Monday is George Washington’s birthday, and it is Washington we should be celebrating—that model of character, principle and prudence.  And there is no better place to start than an extraordinary new collection, “The Meaning of George Washington’s Birthday,” by my AEI colleague Leon Kass and his wife, Amy Kass of the Hudson Institute. As part of their ongoing American Calendar project, the Kasses draw on speeches, stories, and writings about Washington to explore the history of his birthday holiday and follow his career from military scout, to colonial farmer, to general, to president of the United States. In so doing, they make a powerful case for Washington’s greatness, and why he should remain, in the famous words of Henry Lee, “first in war, first in peace, and first in the hearts of his countrymen.”


Celebrating Washington’s birthday

George Washington was born on this day, February 22, in 1732. Today, take some time to read from his Farewell Address, which he delivered on September 19, 1796, before retiring to Mt. Vernon after completing his second term as President of the United States.


Remembering Martin Luther King, Jr.

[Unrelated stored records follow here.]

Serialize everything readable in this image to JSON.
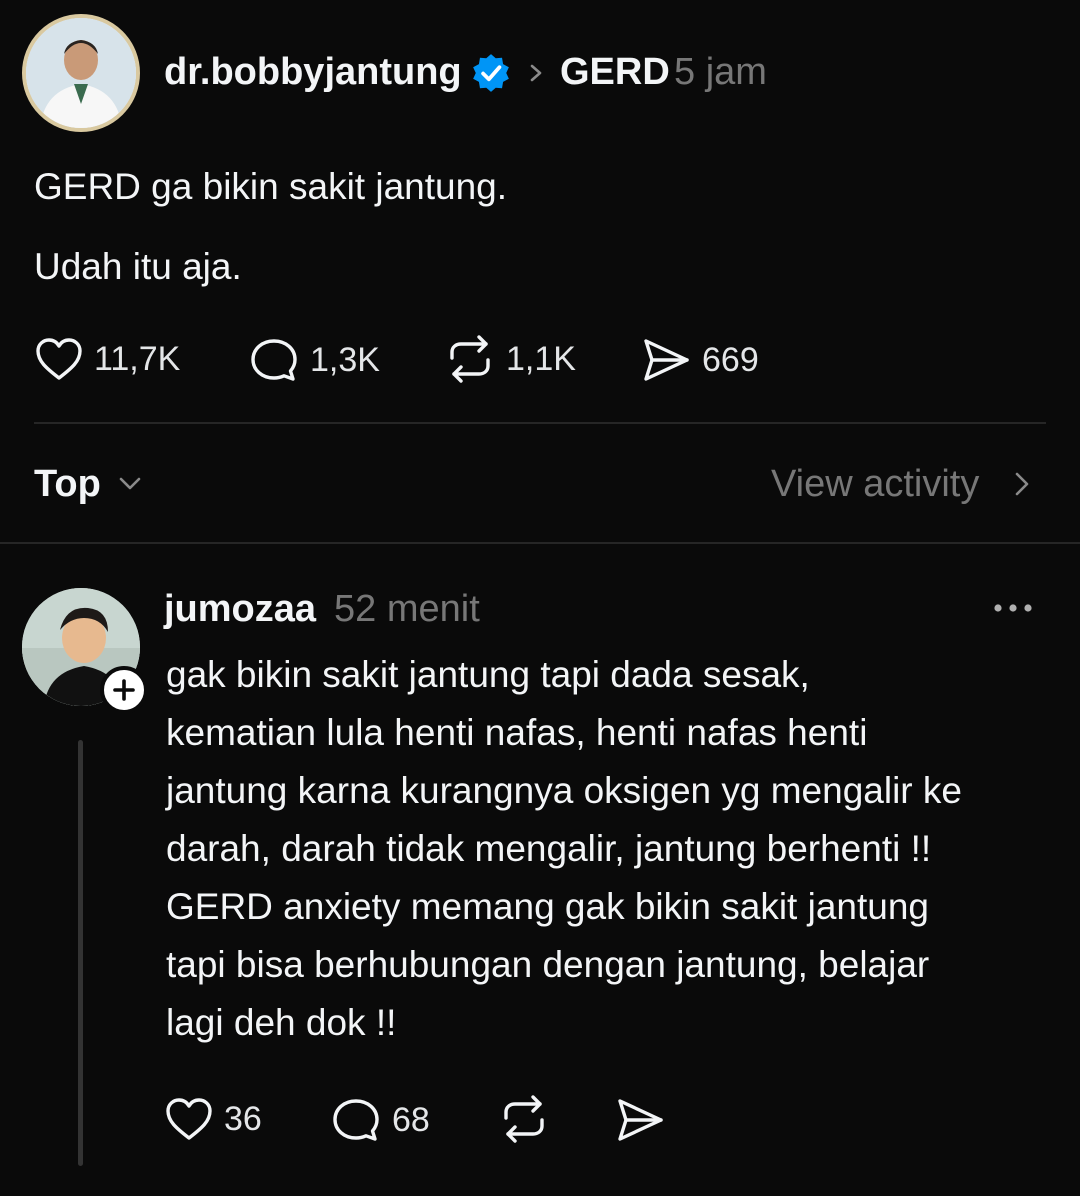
{
  "post": {
    "author": "dr.bobbyjantung",
    "topic": "GERD",
    "time": "5 jam",
    "lines": [
      "GERD ga bikin sakit jantung.",
      "Udah itu aja."
    ],
    "stats": {
      "likes": "11,7K",
      "replies": "1,3K",
      "reposts": "1,1K",
      "shares": "669"
    }
  },
  "sort": {
    "label": "Top",
    "view_activity": "View activity"
  },
  "reply": {
    "author": "jumozaa",
    "time": "52 menit",
    "lines": [
      "gak bikin sakit jantung tapi dada sesak,",
      "kematian lula henti nafas, henti nafas henti",
      "jantung karna kurangnya oksigen yg mengalir ke",
      "darah, darah tidak mengalir, jantung berhenti !!",
      "GERD anxiety memang gak bikin sakit jantung",
      "tapi bisa berhubungan dengan jantung, belajar",
      "lagi deh dok !!"
    ],
    "stats": {
      "likes": "36",
      "replies": "68"
    }
  },
  "icons": {
    "verified": "verified-badge-icon",
    "like": "heart-icon",
    "reply": "comment-icon",
    "repost": "repost-icon",
    "share": "send-icon",
    "more": "more-icon",
    "follow": "plus-icon"
  },
  "colors": {
    "background": "#0a0a0a",
    "verified": "#0095f6",
    "muted": "#777777"
  }
}
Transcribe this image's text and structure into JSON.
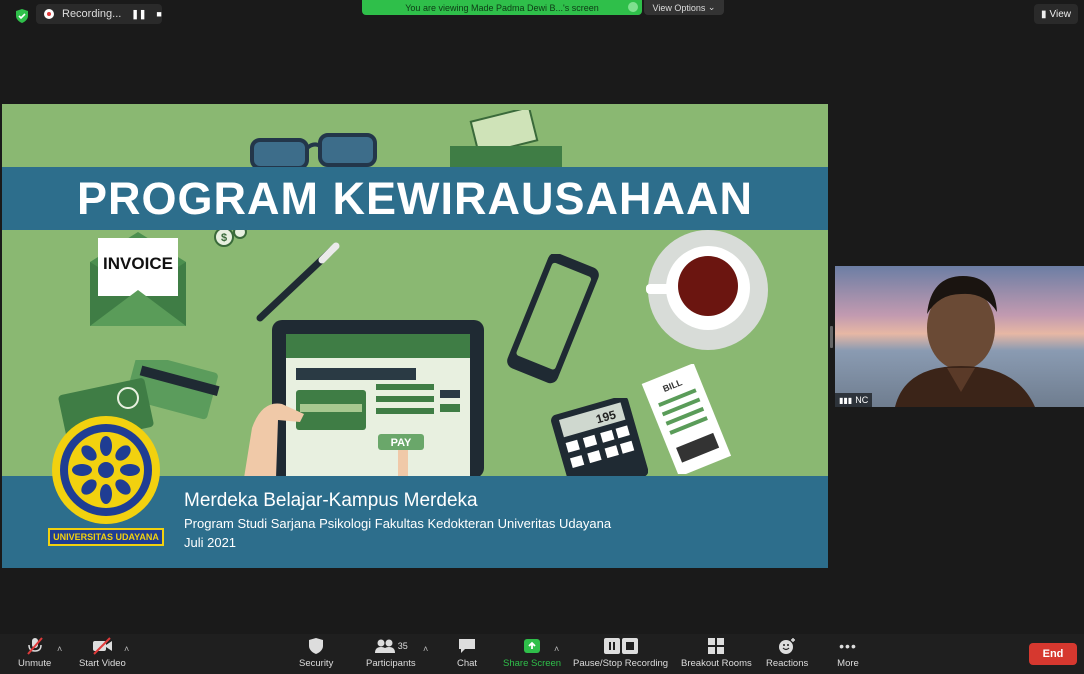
{
  "topbar": {
    "recording_label": "Recording...",
    "banner_text": "You are viewing Made Padma Dewi B...'s screen",
    "view_options_label": "View Options",
    "view_label": "View"
  },
  "slide": {
    "title": "PROGRAM KEWIRAUSAHAAN",
    "subtitle": "Merdeka Belajar-Kampus Merdeka",
    "line1": "Program Studi Sarjana Psikologi Fakultas Kedokteran Univeritas Udayana",
    "line2": "Juli 2021",
    "logo_caption": "UNIVERSITAS UDAYANA",
    "invoice": "INVOICE",
    "pay": "PAY",
    "bill": "BILL",
    "calc_display": "195"
  },
  "participant": {
    "name": "NC"
  },
  "toolbar": {
    "unmute": "Unmute",
    "start_video": "Start Video",
    "security": "Security",
    "participants": "Participants",
    "participants_count": "35",
    "chat": "Chat",
    "share_screen": "Share Screen",
    "pause_recording": "Pause/Stop Recording",
    "breakout_rooms": "Breakout Rooms",
    "reactions": "Reactions",
    "more": "More",
    "end": "End"
  },
  "colors": {
    "slide_green": "#8ab872",
    "slide_blue_band": "#2d6e8c",
    "banner_green": "#2fbf4a",
    "end_red": "#d6382f",
    "share_green": "#2fbf4a"
  }
}
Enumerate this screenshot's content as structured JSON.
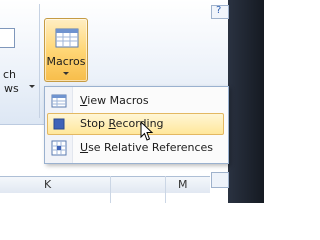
{
  "ribbon": {
    "left_group_label_line1": "ch",
    "left_group_label_line2": "ws",
    "macros_button_label": "Macros"
  },
  "menu": {
    "items": [
      {
        "prefix": "",
        "underline": "V",
        "suffix": "iew Macros",
        "icon": "view-macros-icon"
      },
      {
        "prefix": "Stop ",
        "underline": "R",
        "suffix": "ecording",
        "icon": "stop-recording-icon",
        "highlighted": true
      },
      {
        "prefix": "",
        "underline": "U",
        "suffix": "se Relative References",
        "icon": "relative-references-icon"
      }
    ]
  },
  "sheet": {
    "column_k": "K",
    "column_m": "M"
  },
  "colors": {
    "button_highlight": "#ffd777",
    "menu_hover": "#ffe79b",
    "ribbon_bg": "#eef3fa"
  }
}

Yesterday, January 16, was Martin Luther King, Jr. Day. If you haven’t yet (and even if you have), we’d encourage you to take 17 minutes to sit and watch his famous “I have a Dream Speech,” delivered on August 28, 1963 on the steps of the Lincoln Memorial. It’s easy to pass over the speech as its lines have entered American culture and we feel overly familiar with it–even if we haven’t actually watched King deliver it in its entirety before. This would be a real shame, for the speech–especially as King so forcefully delivered it–still moves us to call upon “the better angels of our nature” and remember the ideals our nation puts before us. Watch the whole thing here.


A new tradition for Thanksgiving?

For the Fourth of July, many Americans read the Declaration of Independence before taking in the fireworks. Our friends at What So Proudly We Hail suggest a similar tradition for Thanksgiving Day: Why not discuss a classic American short story or a presidential Thanksgiving proclamation this holiday (or better yet, both) around the dinner table?

To help get the conversation started, the editors recommend O. Henry’s “Two Thanksgiving Gentlemen” and George Washington’s Thanksgiving Proclamation of 1789. (They note that Washington’s proclamation, in particular, is short enough for a dramatic reading before dinner.) Some possible discussion question for each text are available at WhatSoProudlyWeHail.org. Happy Thanksgiving!